# [Your objective]
Your answer is one number, how many lines in the entries include "content".

======== Material provided

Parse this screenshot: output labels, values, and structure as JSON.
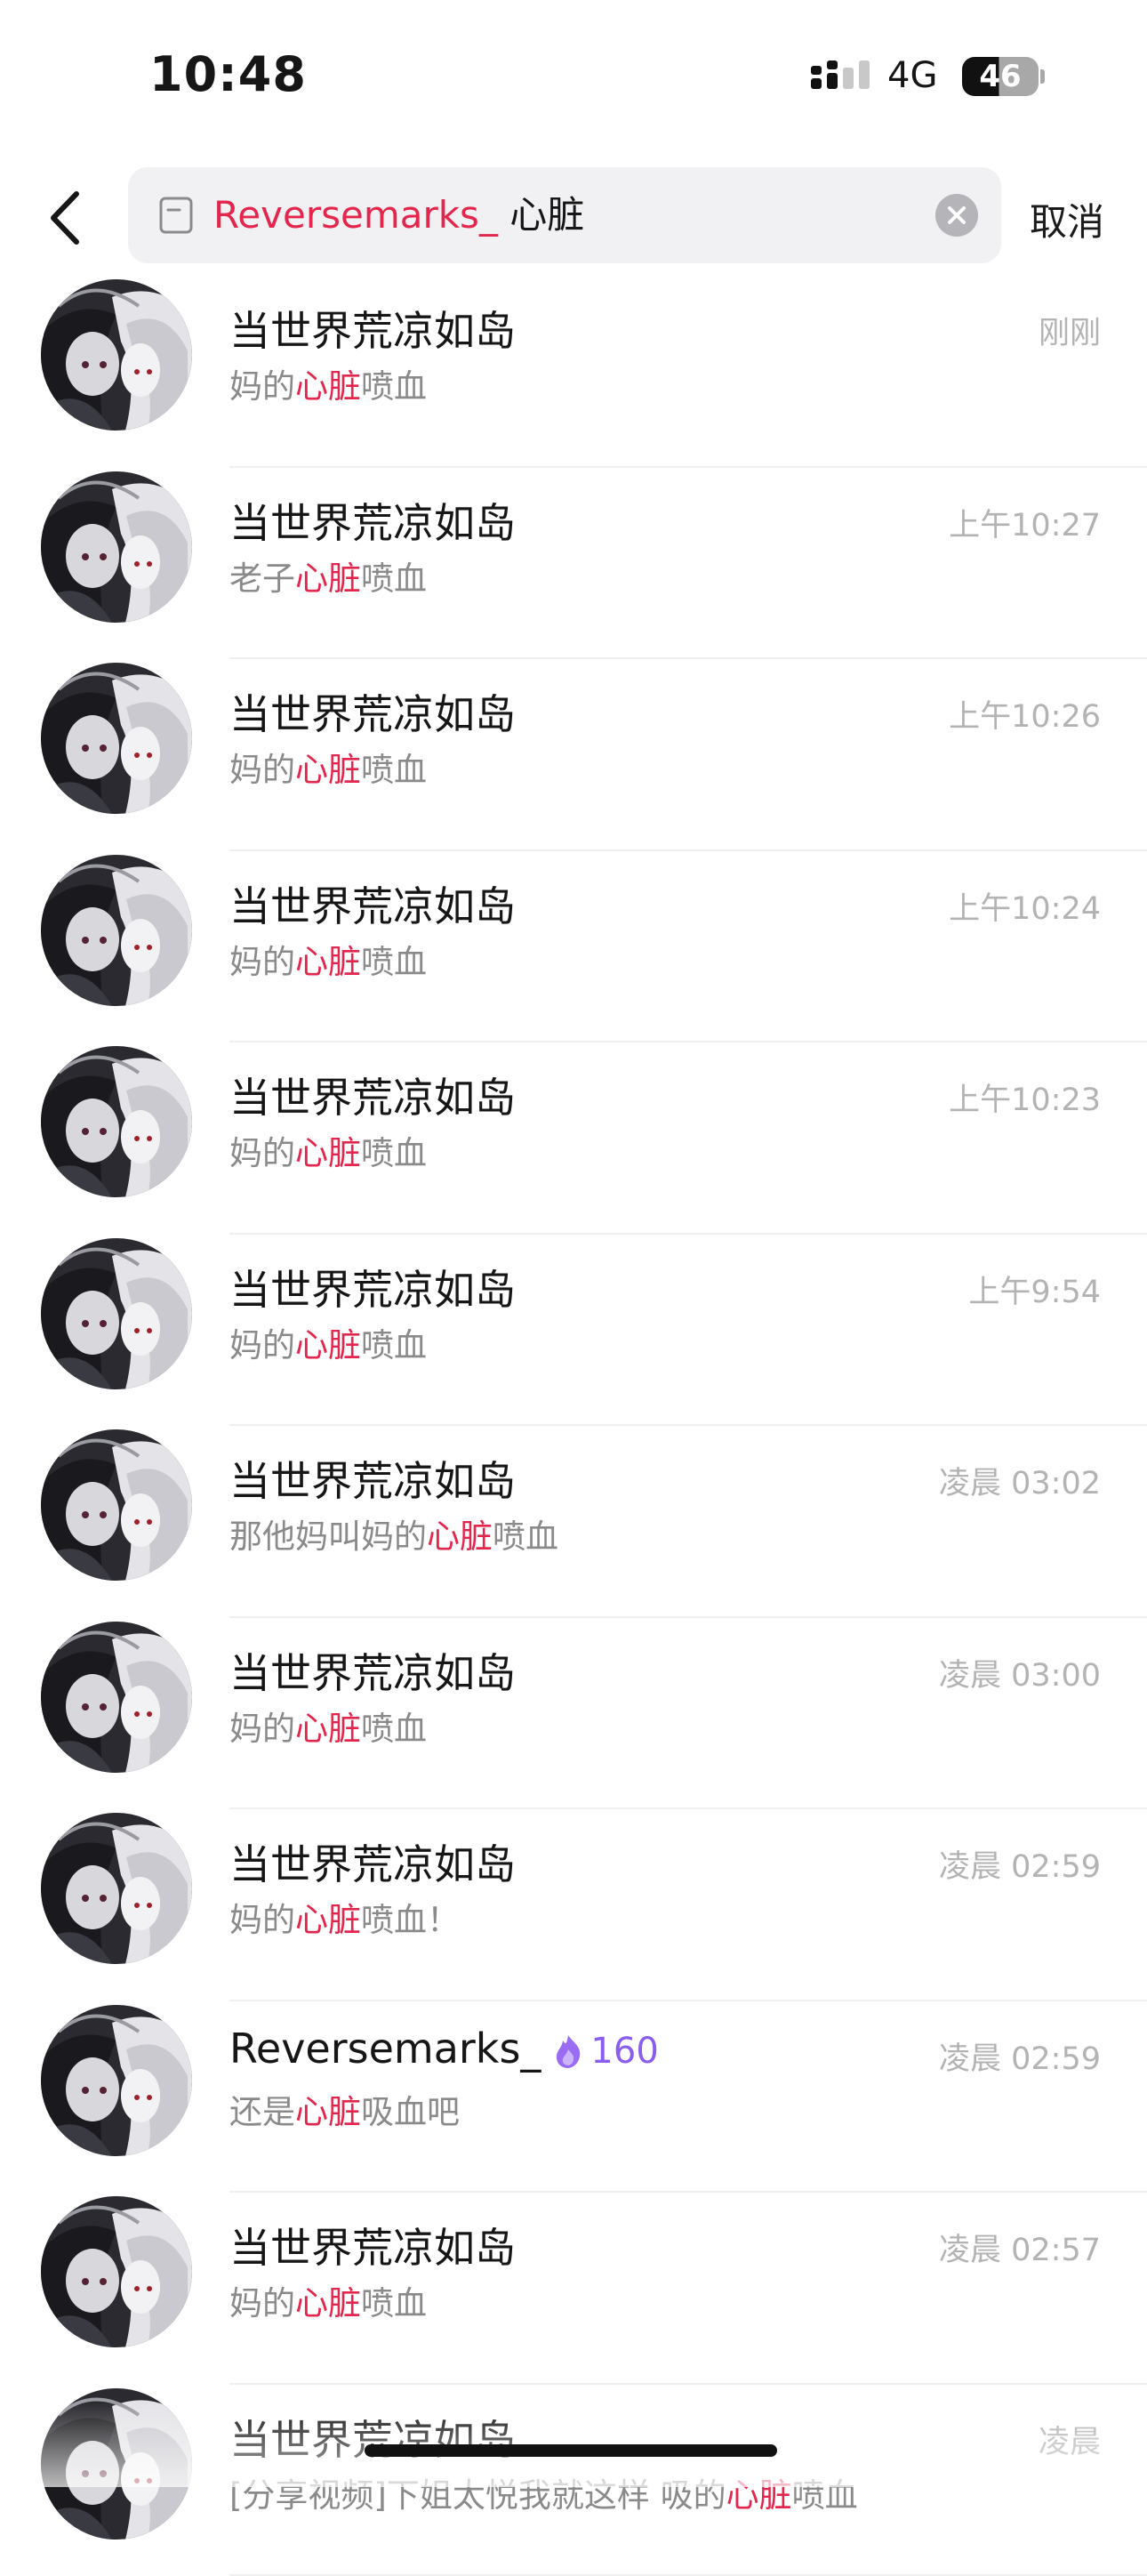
{
  "status_bar": {
    "time": "10:48",
    "network": "4G",
    "battery": "46"
  },
  "search": {
    "query_highlight": "Reversemarks_",
    "query_rest": " 心脏",
    "cancel_label": "取消",
    "accent_color": "#e4264d"
  },
  "results": [
    {
      "name": "当世界荒凉如岛",
      "pre": "妈的",
      "hl": "心脏",
      "post": "喷血",
      "time": "刚刚"
    },
    {
      "name": "当世界荒凉如岛",
      "pre": "老子",
      "hl": "心脏",
      "post": "喷血",
      "time": "上午10:27"
    },
    {
      "name": "当世界荒凉如岛",
      "pre": "妈的",
      "hl": "心脏",
      "post": "喷血",
      "time": "上午10:26"
    },
    {
      "name": "当世界荒凉如岛",
      "pre": "妈的",
      "hl": "心脏",
      "post": "喷血",
      "time": "上午10:24"
    },
    {
      "name": "当世界荒凉如岛",
      "pre": "妈的",
      "hl": "心脏",
      "post": "喷血",
      "time": "上午10:23"
    },
    {
      "name": "当世界荒凉如岛",
      "pre": "妈的",
      "hl": "心脏",
      "post": "喷血",
      "time": "上午9:54"
    },
    {
      "name": "当世界荒凉如岛",
      "pre": "那他妈叫妈的",
      "hl": "心脏",
      "post": "喷血",
      "time": "凌晨 03:02"
    },
    {
      "name": "当世界荒凉如岛",
      "pre": "妈的",
      "hl": "心脏",
      "post": "喷血",
      "time": "凌晨 03:00"
    },
    {
      "name": "当世界荒凉如岛",
      "pre": "妈的",
      "hl": "心脏",
      "post": "喷血！",
      "time": "凌晨 02:59"
    },
    {
      "name": "Reversemarks_",
      "pre": "还是",
      "hl": "心脏",
      "post": "吸血吧",
      "time": "凌晨 02:59",
      "badge": "160",
      "badge_icon": "purple-flame-icon",
      "badge_color": "#8a5cf0"
    },
    {
      "name": "当世界荒凉如岛",
      "pre": "妈的",
      "hl": "心脏",
      "post": "喷血",
      "time": "凌晨 02:57"
    },
    {
      "name": "当世界荒凉如岛",
      "pre": "[分享视频]下姐太悦我就这样 吸的",
      "hl": "心脏",
      "post": "喷血",
      "time": "凌晨"
    }
  ]
}
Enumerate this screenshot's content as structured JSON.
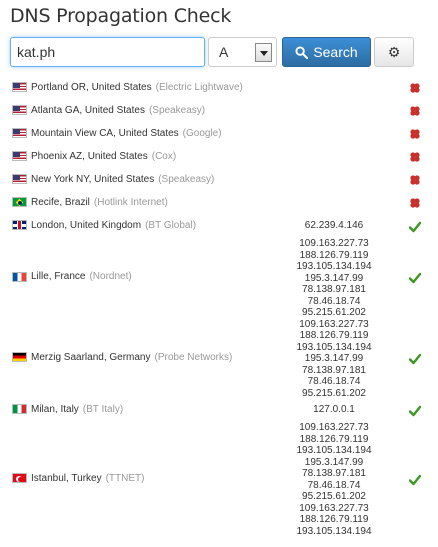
{
  "app": {
    "title": "DNS Propagation Check"
  },
  "search": {
    "query_value": "kat.ph",
    "record_type": "A",
    "button_label": "Search",
    "settings_icon": "gear-icon"
  },
  "colors": {
    "primary": "#3277b5",
    "ok": "#3a9a1f",
    "fail": "#c9302c"
  },
  "results": [
    {
      "location": "Portland OR, United States",
      "provider": "(Electric Lightwave)",
      "flag": "us",
      "status": "fail",
      "ips": []
    },
    {
      "location": "Atlanta GA, United States",
      "provider": "(Speakeasy)",
      "flag": "us",
      "status": "fail",
      "ips": []
    },
    {
      "location": "Mountain View CA, United States",
      "provider": "(Google)",
      "flag": "us",
      "status": "fail",
      "ips": []
    },
    {
      "location": "Phoenix AZ, United States",
      "provider": "(Cox)",
      "flag": "us",
      "status": "fail",
      "ips": []
    },
    {
      "location": "New York NY, United States",
      "provider": "(Speakeasy)",
      "flag": "us",
      "status": "fail",
      "ips": []
    },
    {
      "location": "Recife, Brazil",
      "provider": "(Hotlink Internet)",
      "flag": "br",
      "status": "fail",
      "ips": []
    },
    {
      "location": "London, United Kingdom",
      "provider": "(BT Global)",
      "flag": "gb",
      "status": "ok",
      "ips": [
        "62.239.4.146"
      ]
    },
    {
      "location": "Lille, France",
      "provider": "(Nordnet)",
      "flag": "fr",
      "status": "ok",
      "ips": [
        "109.163.227.73",
        "188.126.79.119",
        "193.105.134.194",
        "195.3.147.99",
        "78.138.97.181",
        "78.46.18.74",
        "95.215.61.202"
      ]
    },
    {
      "location": "Merzig Saarland, Germany",
      "provider": "(Probe Networks)",
      "flag": "de",
      "status": "ok",
      "ips": [
        "109.163.227.73",
        "188.126.79.119",
        "193.105.134.194",
        "195.3.147.99",
        "78.138.97.181",
        "78.46.18.74",
        "95.215.61.202"
      ]
    },
    {
      "location": "Milan, Italy",
      "provider": "(BT Italy)",
      "flag": "it",
      "status": "ok",
      "ips": [
        "127.0.0.1"
      ]
    },
    {
      "location": "Istanbul, Turkey",
      "provider": "(TTNET)",
      "flag": "tr",
      "status": "ok",
      "ips": [
        "109.163.227.73",
        "188.126.79.119",
        "193.105.134.194",
        "195.3.147.99",
        "78.138.97.181",
        "78.46.18.74",
        "95.215.61.202",
        "109.163.227.73",
        "188.126.79.119",
        "193.105.134.194"
      ]
    }
  ]
}
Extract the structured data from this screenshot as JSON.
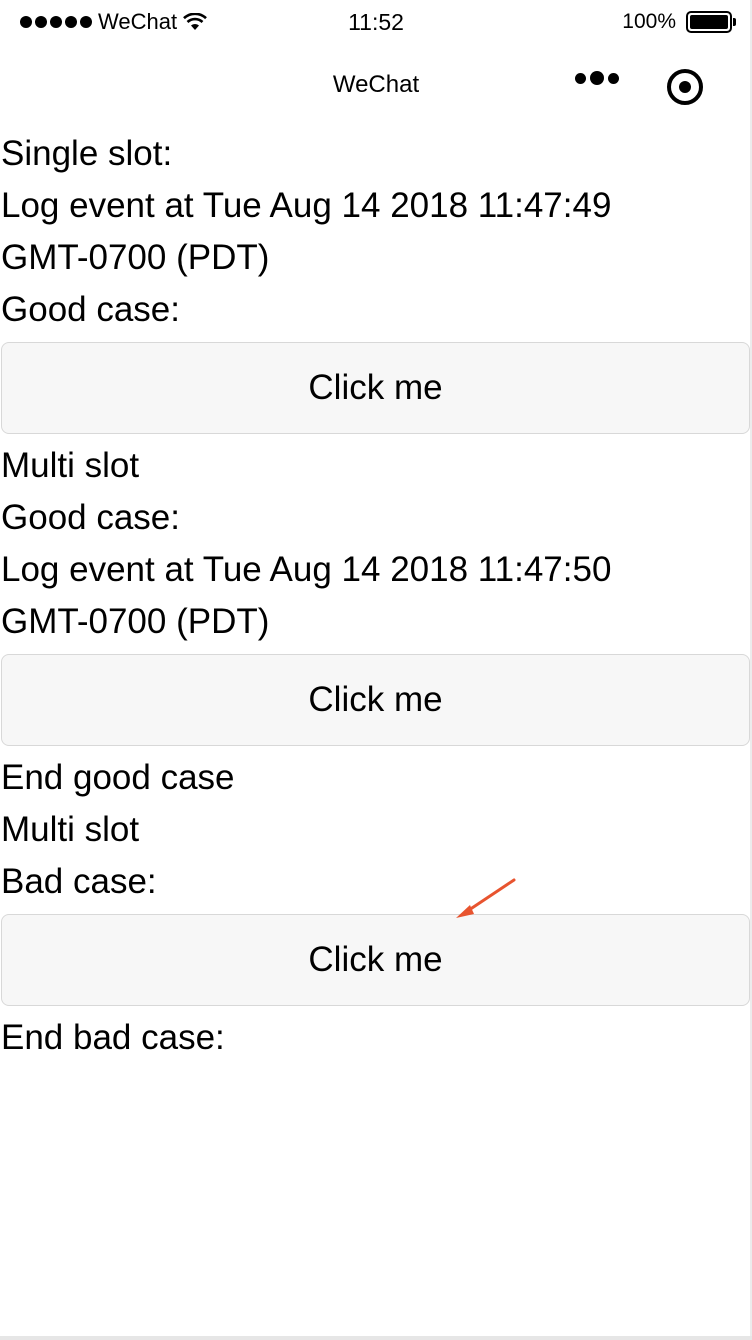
{
  "status_bar": {
    "carrier": "WeChat",
    "time": "11:52",
    "battery": "100%"
  },
  "nav": {
    "title": "WeChat"
  },
  "content": {
    "single_slot_label": "Single slot:",
    "log1_line1": "Log event at Tue Aug 14 2018 11:47:49",
    "log1_line2": "GMT-0700 (PDT)",
    "good_case_label_1": "Good case:",
    "button_1": "Click me",
    "multi_slot_label_1": "Multi slot",
    "good_case_label_2": "Good case:",
    "log2_line1": "Log event at Tue Aug 14 2018 11:47:50",
    "log2_line2": "GMT-0700 (PDT)",
    "button_2": "Click me",
    "end_good_case": "End good case",
    "multi_slot_label_2": "Multi slot",
    "bad_case_label": "Bad case:",
    "button_3": "Click me",
    "end_bad_case": "End bad case:"
  },
  "annotation": {
    "arrow_color": "#e8542f"
  }
}
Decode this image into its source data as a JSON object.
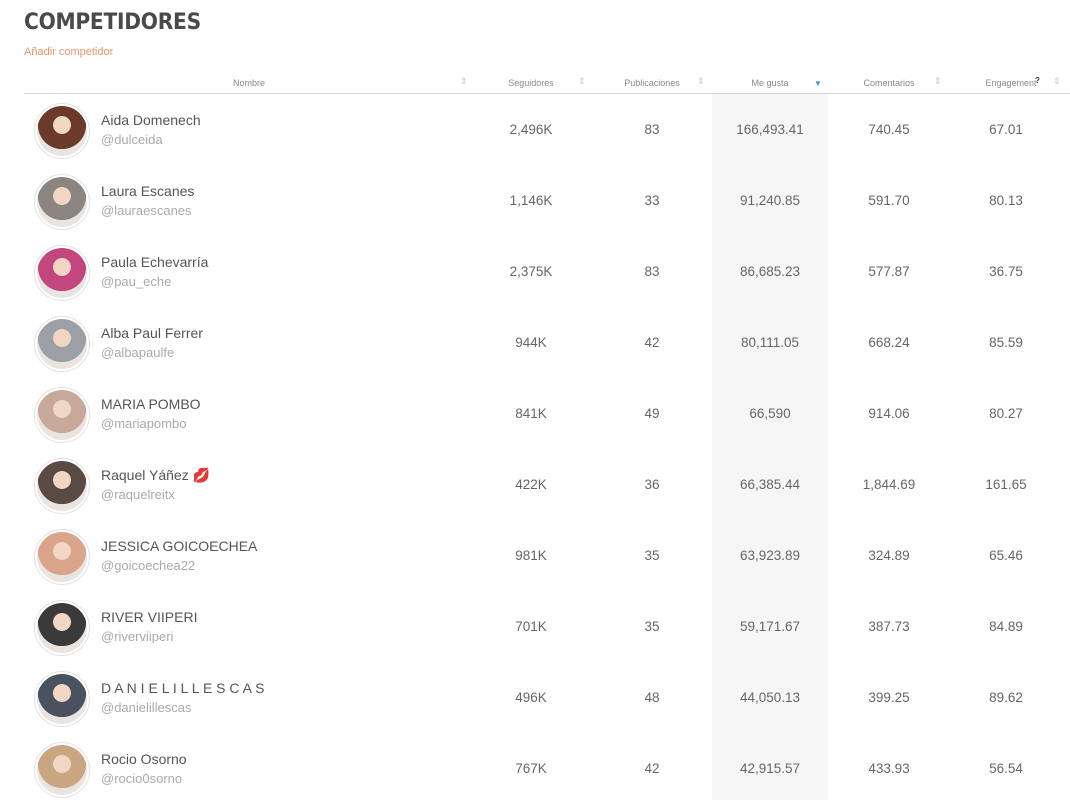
{
  "page": {
    "title": "COMPETIDORES",
    "add_competitor": "Añadir competidor"
  },
  "columns": {
    "nombre": "Nombre",
    "seguidores": "Seguidores",
    "publicaciones": "Publicaciones",
    "me_gusta": "Me gusta",
    "comentarios": "Comentarios",
    "engagement": "Engagement"
  },
  "icons": {
    "sort": "sort-updown-icon",
    "sort_active": "sort-down-icon",
    "help": "help-icon"
  },
  "colors": {
    "accent_link": "#e8956a",
    "sort_active": "#4a8fc4",
    "highlight_column": "#f6f6f6"
  },
  "rows": [
    {
      "name": "Aida Domenech",
      "handle": "@dulceida",
      "followers": "2,496K",
      "posts": "83",
      "likes": "166,493.41",
      "comments": "740.45",
      "engagement": "67.01",
      "avatar": "#6b3a2a"
    },
    {
      "name": "Laura Escanes",
      "handle": "@lauraescanes",
      "followers": "1,146K",
      "posts": "33",
      "likes": "91,240.85",
      "comments": "591.70",
      "engagement": "80.13",
      "avatar": "#8a8580"
    },
    {
      "name": "Paula Echevarría",
      "handle": "@pau_eche",
      "followers": "2,375K",
      "posts": "83",
      "likes": "86,685.23",
      "comments": "577.87",
      "engagement": "36.75",
      "avatar": "#c4467f"
    },
    {
      "name": "Alba Paul Ferrer",
      "handle": "@albapaulfe",
      "followers": "944K",
      "posts": "42",
      "likes": "80,111.05",
      "comments": "668.24",
      "engagement": "85.59",
      "avatar": "#9aa0a6"
    },
    {
      "name": "MARIA POMBO",
      "handle": "@mariapombo",
      "followers": "841K",
      "posts": "49",
      "likes": "66,590",
      "comments": "914.06",
      "engagement": "80.27",
      "avatar": "#c8a898"
    },
    {
      "name": "Raquel Yáñez 💋",
      "handle": "@raquelreitx",
      "followers": "422K",
      "posts": "36",
      "likes": "66,385.44",
      "comments": "1,844.69",
      "engagement": "161.65",
      "avatar": "#5a4a44"
    },
    {
      "name": "JESSICA GOICOECHEA",
      "handle": "@goicoechea22",
      "followers": "981K",
      "posts": "35",
      "likes": "63,923.89",
      "comments": "324.89",
      "engagement": "65.46",
      "avatar": "#d9a48a"
    },
    {
      "name": "RIVER VIIPERI",
      "handle": "@riverviiperi",
      "followers": "701K",
      "posts": "35",
      "likes": "59,171.67",
      "comments": "387.73",
      "engagement": "84.89",
      "avatar": "#3a3a3a"
    },
    {
      "name": "D A N I E L I L L E S C A S",
      "handle": "@danielillescas",
      "followers": "496K",
      "posts": "48",
      "likes": "44,050.13",
      "comments": "399.25",
      "engagement": "89.62",
      "avatar": "#4a5260"
    },
    {
      "name": "Rocio Osorno",
      "handle": "@rocio0sorno",
      "followers": "767K",
      "posts": "42",
      "likes": "42,915.57",
      "comments": "433.93",
      "engagement": "56.54",
      "avatar": "#c9a582"
    }
  ]
}
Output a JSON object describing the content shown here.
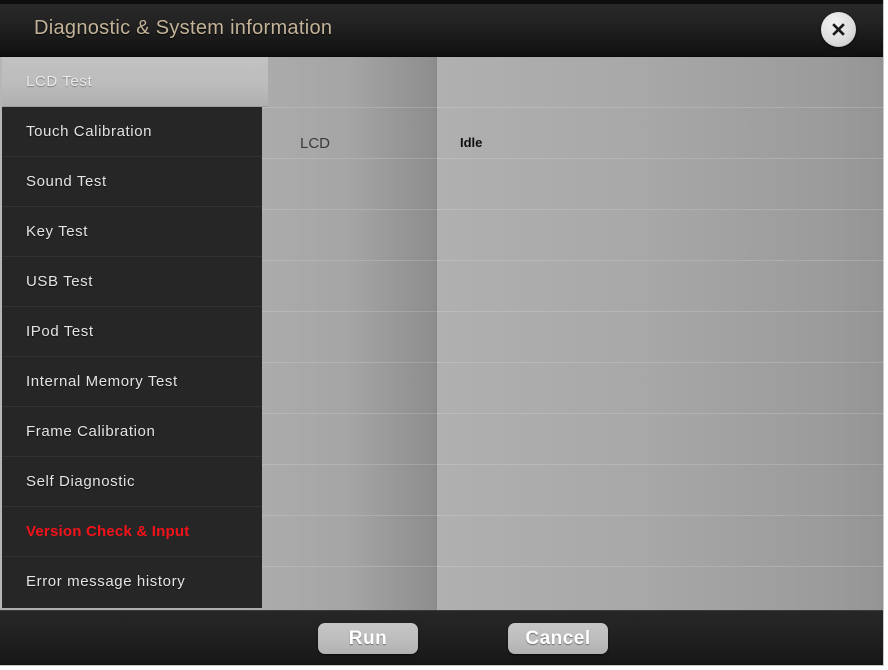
{
  "window": {
    "title": "Diagnostic & System information",
    "close_icon": "close-x-icon",
    "title_color": "#c3b398",
    "background_color": "#1d1d1d"
  },
  "sidebar": {
    "items": [
      {
        "label": "LCD Test",
        "state": "selected"
      },
      {
        "label": "Touch Calibration",
        "state": "normal"
      },
      {
        "label": "Sound Test",
        "state": "normal"
      },
      {
        "label": "Key Test",
        "state": "normal"
      },
      {
        "label": "USB Test",
        "state": "normal"
      },
      {
        "label": "IPod Test",
        "state": "normal"
      },
      {
        "label": "Internal Memory Test",
        "state": "normal"
      },
      {
        "label": "Frame Calibration",
        "state": "normal"
      },
      {
        "label": "Self Diagnostic",
        "state": "normal"
      },
      {
        "label": "Version Check & Input",
        "state": "alert"
      },
      {
        "label": "Error message history",
        "state": "normal"
      }
    ],
    "alert_color": "#f3121a",
    "selected_background": "#bcbcbc"
  },
  "content": {
    "rows": [
      {
        "name": "LCD",
        "status": "Idle"
      }
    ],
    "background_color": "#aaaaaa"
  },
  "footer": {
    "run_label": "Run",
    "cancel_label": "Cancel"
  }
}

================

# [Your solution]
4